Bird-Friendly Building Ordinance

 
 

What would the Chicago Bird-Friendly Building Ordinance specifically propose?

The ordinance would establish requirements for bird-friendly design with general guidelines and more specific criteria:

  • Design buildings to limit the percentage of transparent or reflective glass in the overall building exterior.

  • In situations that are proven hazards, specify glass that provides visual patterns for birds that can prevent them from striking transparent or reflective surfaces.

  • Limit the amount, location and timing of exterior lighting.

  • Reduce interior lighting visible from the outside using timers, dimmers, blinds and motion controls.

  • Avoid situations where plantings can be reflected on glass surfaces or seen in building interiors through transparent glass.

What buildings will the ordinance affect?

Existing buildings will have to do nothing unless they undertake a major renovation project, although voluntary efforts to reduce building collisions are always encouraged.

Bird-friendly design would not be required for single-family homes and two- and three-flats, although it is encouraged. It would be required for larger residential projects and all commercial development.

Will bird-friendly measures increase costs?

Depending on building design, there is a range of costs - starting at $0.

Retrofitting an existing structure because of excessive bird mortality will be much more expensive and can alter the planned look of a building. Including bird-friendly features from the start can integrate them into an attractive design.

Reduction in the number and area of windows can reduce initial cost, replacement and maintenance when compared to a façade that has a higher percentage of glass coverage.

There may be a higher upfront cost for treated glass but these costs may be recovered over time. Bird-friendly glass can be cost neutral because products such as fritted glass used to decrease collisions can also reduce heat gain in summer and heat loss in winter thereby reducing cooling and heating costs. Treated glass surfaces and modified use of glass can give an enhanced appearance to a building design.

Modification to exterior and interior lighting are already part of sustainability measures and can result in energy savings.

Won’t a bird-friendly building ordinance be difficult to implement and enforce?

No, the City of Chicago implements and enforces all kinds of complicated building regulations on a daily basis. One of the methods is self-certification, where the architect or other professional reviews the code requirements, designs the building accordingly, and certifies that the building design meets the specific criteria. This is done with a great many building permit subjects that are more complicated than bird-friendly building design.

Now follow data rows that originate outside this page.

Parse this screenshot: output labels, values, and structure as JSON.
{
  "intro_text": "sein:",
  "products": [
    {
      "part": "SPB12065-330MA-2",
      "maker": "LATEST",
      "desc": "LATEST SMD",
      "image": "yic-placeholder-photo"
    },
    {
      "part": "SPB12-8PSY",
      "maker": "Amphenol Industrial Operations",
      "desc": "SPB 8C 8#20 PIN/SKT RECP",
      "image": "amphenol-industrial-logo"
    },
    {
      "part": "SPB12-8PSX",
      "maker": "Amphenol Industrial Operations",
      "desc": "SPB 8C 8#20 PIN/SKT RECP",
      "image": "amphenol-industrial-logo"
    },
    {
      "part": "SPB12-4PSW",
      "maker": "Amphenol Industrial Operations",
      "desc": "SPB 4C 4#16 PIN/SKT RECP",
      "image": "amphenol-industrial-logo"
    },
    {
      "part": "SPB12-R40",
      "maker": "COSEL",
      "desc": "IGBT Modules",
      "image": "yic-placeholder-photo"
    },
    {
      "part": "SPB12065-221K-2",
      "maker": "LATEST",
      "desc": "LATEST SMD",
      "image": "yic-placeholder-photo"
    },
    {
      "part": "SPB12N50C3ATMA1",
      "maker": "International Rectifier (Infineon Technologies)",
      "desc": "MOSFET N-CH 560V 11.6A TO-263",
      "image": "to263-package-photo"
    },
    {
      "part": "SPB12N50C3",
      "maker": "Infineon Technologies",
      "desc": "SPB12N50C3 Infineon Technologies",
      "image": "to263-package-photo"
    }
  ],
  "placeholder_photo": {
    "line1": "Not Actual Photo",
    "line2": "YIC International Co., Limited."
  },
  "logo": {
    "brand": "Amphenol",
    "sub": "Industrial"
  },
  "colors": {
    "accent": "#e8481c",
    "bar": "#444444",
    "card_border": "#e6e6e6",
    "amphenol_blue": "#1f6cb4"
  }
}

Other cities have adopted various forms of bird-friendly building design and enforce the code routinely and with no exceptional problems.

Building and zoning and other codes are, by definition, limits that are imposed for the sake of public safety and the greater civic good.

The Bird Friendly Building Ordinance would simply correct a problem that has worsened with the increased use of glass exteriors and internal and external building illumination. An ordinance will provide for the protection of migratory birds as an important part of a sustainable and green Chicago which benefits all citizens.

 
 
 
The  US Green Building Council’s LEED Green Building Rating System  offers a pilot credit for bird collision deterrence that is based on the latest research into the effectiveness of various glass treatments in deterring bird strikes.

The US Green Building Council’s LEED Green Building Rating System offers a pilot credit for bird collision deterrence that is based on the latest research into the effectiveness of various glass treatments in deterring bird strikes.

 
 
This worker is retrofitting reflective glass with film that has a bird-friendly dot pattern (look closely). Including fritted glass in the design of this large building would have saved money… and bird lives!

This worker is retrofitting reflective glass with film that has a bird-friendly dot pattern (look closely). Including fritted glass in the design of this large building would have saved money… and bird lives!

 
The City of San Francisco was the first to adopt a  Bird-friendly Building Ordinance

The City of San Francisco was the first to adopt a Bird-friendly Building Ordinance